Earlier this year instead of spending my day as I typically do (on campus working on research) I was able to join a fellow #StatStud graduate student, tagging along with her father out in the local wilderness. Steve Eisenhower is Regional Director for Natural Lands’ New Jersey preserves but since his daughter has joined the statistics department he has also expanded his work in New Jersey monitoring flying squirrel and kestrels into central Pennsylvania. These additional boxes have been added through his own personal volunteering efforts, in partnership with Shaver’s Creek, a resource for the community, and as a field laboratory for Penn State students to get hands-on experience teaching about the natural world. The extra opportunities to observe these species add to the general knowledge for conservationists, an they are a great opportunity for science outreach in these areas.
We hope everyone has had a great August. As always, this month has gone by too fast. It’s already time again for our collection of awesome links and videos that we found enjoyable and/or important this month. Let us know if we missed any super cool posts!
“She drew their attention as a wolf that had a lot of moxie and was very adventurous.” Check out this NatGeo article about Nate Blakeslee’s new book, American Wolf, who’s central character was once “the most famous wolf in the world”.
This in-depth interview with Francis Weller, author of The Wild Edge of Sorrow: Rituals of Renewal and the Sacred Work of Grief, is a must read when you have the time.

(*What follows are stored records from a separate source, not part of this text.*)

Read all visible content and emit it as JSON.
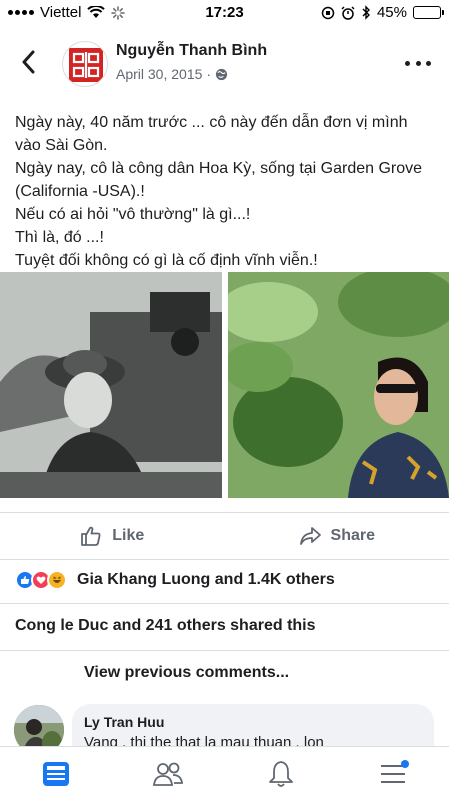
{
  "status_bar": {
    "carrier": "Viettel",
    "time": "17:23",
    "battery": "45%",
    "battery_level": 0.45
  },
  "post": {
    "author": "Nguyễn Thanh Bình",
    "date": "April 30, 2015",
    "visibility_icon": "globe-icon",
    "text_lines": [
      "Ngày này, 40 năm trước ... cô này đến dẫn đơn vị mình vào Sài Gòn.",
      "Ngày nay, cô là công dân Hoa Kỳ, sống tại Garden Grove (California -USA).!",
      "Nếu có ai hỏi \"vô thường\" là gì...!",
      "Thì là, đó ...!",
      "Tuyệt đối không có gì là cố định vĩnh viễn.!"
    ]
  },
  "actions": {
    "like_label": "Like",
    "share_label": "Share"
  },
  "reactions": {
    "summary": "Gia Khang Luong and 1.4K others",
    "types": [
      "like",
      "love",
      "haha"
    ]
  },
  "shares": {
    "summary": "Cong le Duc and 241 others shared this"
  },
  "comments": {
    "view_previous": "View previous comments...",
    "items": [
      {
        "author": "Ly Tran Huu",
        "text": "Vang , thi the that la mau thuan , lon"
      }
    ]
  },
  "bottom_nav": {
    "items": [
      "news-feed-icon",
      "friends-icon",
      "notifications-icon",
      "menu-icon"
    ]
  },
  "colors": {
    "accent": "#1877f2",
    "text": "#1c1e21",
    "secondary": "#606770"
  }
}
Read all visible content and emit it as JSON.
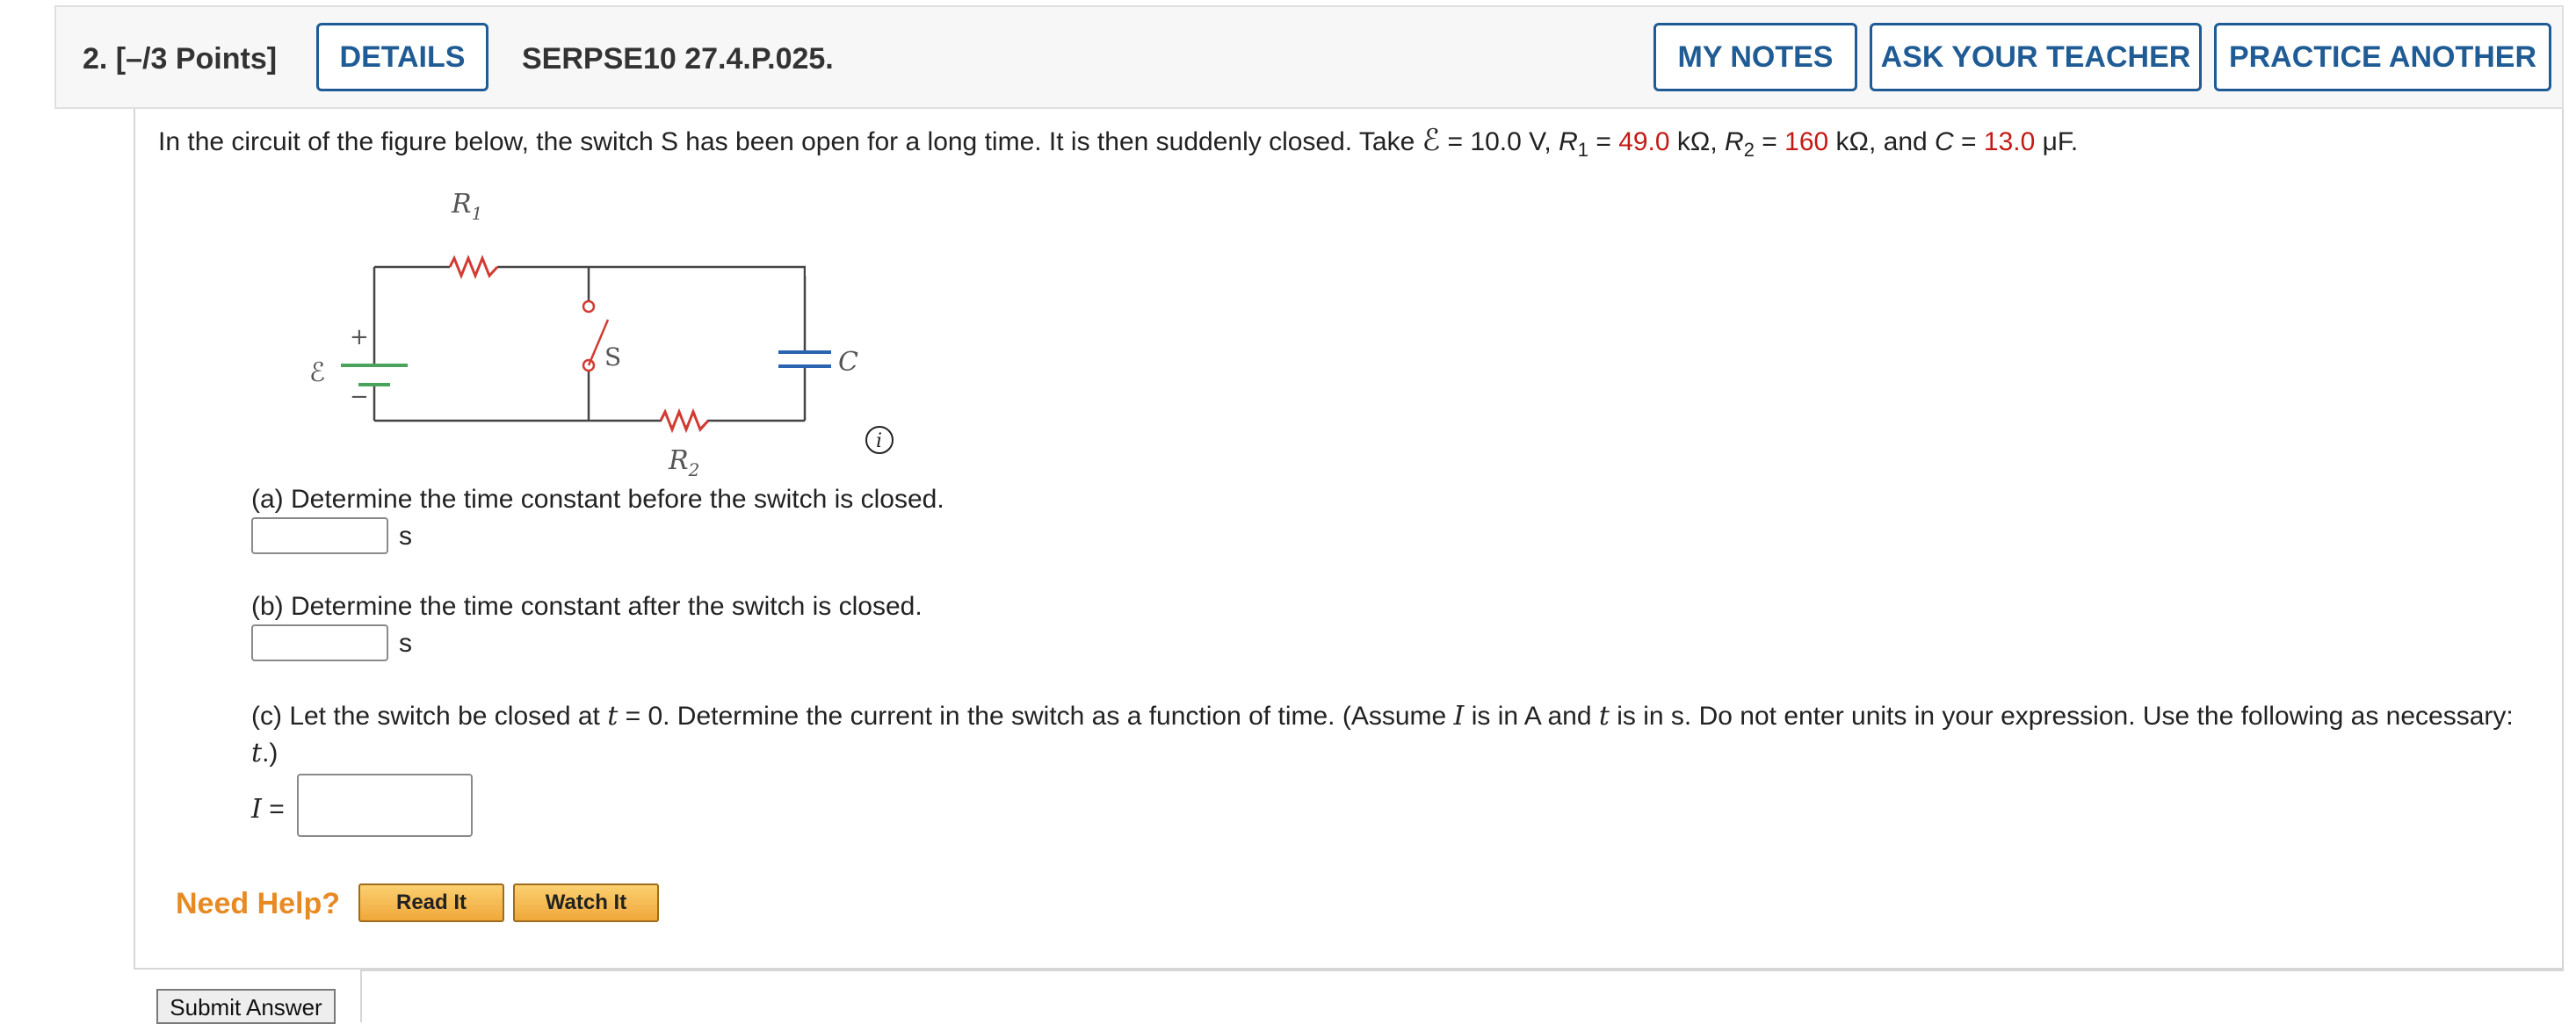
{
  "header": {
    "question_label": "2.  [–/3 Points]",
    "details_label": "DETAILS",
    "question_id": "SERPSE10 27.4.P.025.",
    "my_notes_label": "MY NOTES",
    "ask_teacher_label": "ASK YOUR TEACHER",
    "practice_label": "PRACTICE ANOTHER"
  },
  "problem": {
    "intro": "In the circuit of the figure below, the switch S has been open for a long time. It is then suddenly closed. Take ",
    "emf_symbol": "ℰ",
    "emf_eq": " = 10.0 V, ",
    "r1_sym": "R",
    "r1_sub": "1",
    "r1_eq": " = ",
    "r1_value": "49.0",
    "r1_unit": " kΩ, ",
    "r2_sym": "R",
    "r2_sub": "2",
    "r2_eq": " = ",
    "r2_value": "160",
    "r2_unit": " kΩ, and ",
    "c_sym": "C",
    "c_eq": " = ",
    "c_value": "13.0",
    "c_unit": " μF."
  },
  "figure": {
    "r1_label": "R",
    "r1_sub": "1",
    "r2_label": "R",
    "r2_sub": "2",
    "emf_label": "ℰ",
    "plus": "+",
    "minus": "−",
    "switch_label": "S",
    "cap_label": "C",
    "info_glyph": "i"
  },
  "parts": {
    "a_text": "(a) Determine the time constant before the switch is closed.",
    "a_unit": "s",
    "b_text": "(b) Determine the time constant after the switch is closed.",
    "b_unit": "s",
    "c_text_1": "(c) Let the switch be closed at ",
    "c_t1": "t",
    "c_text_2": " = 0. Determine the current in the switch as a function of time. (Assume ",
    "c_I": "I",
    "c_text_3": " is in A and ",
    "c_t2": "t",
    "c_text_4": " is in s. Do not enter units in your expression. Use the following as necessary:",
    "c_line2_var": "t",
    "c_line2_end": ".)",
    "c_input_var": "I",
    "c_input_eq": " ="
  },
  "help": {
    "need_help": "Need Help?",
    "read_it": "Read It",
    "watch_it": "Watch It"
  },
  "submit_label": "Submit Answer",
  "colors": {
    "accent": "#1f5b94",
    "value_red": "#c41a16",
    "help_orange": "#e88a24"
  }
}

We are clearly fans of Priya Shukla‘s Forbes articles. Check out this one about the ocean’s itty bitties with an important link to carbon cycling.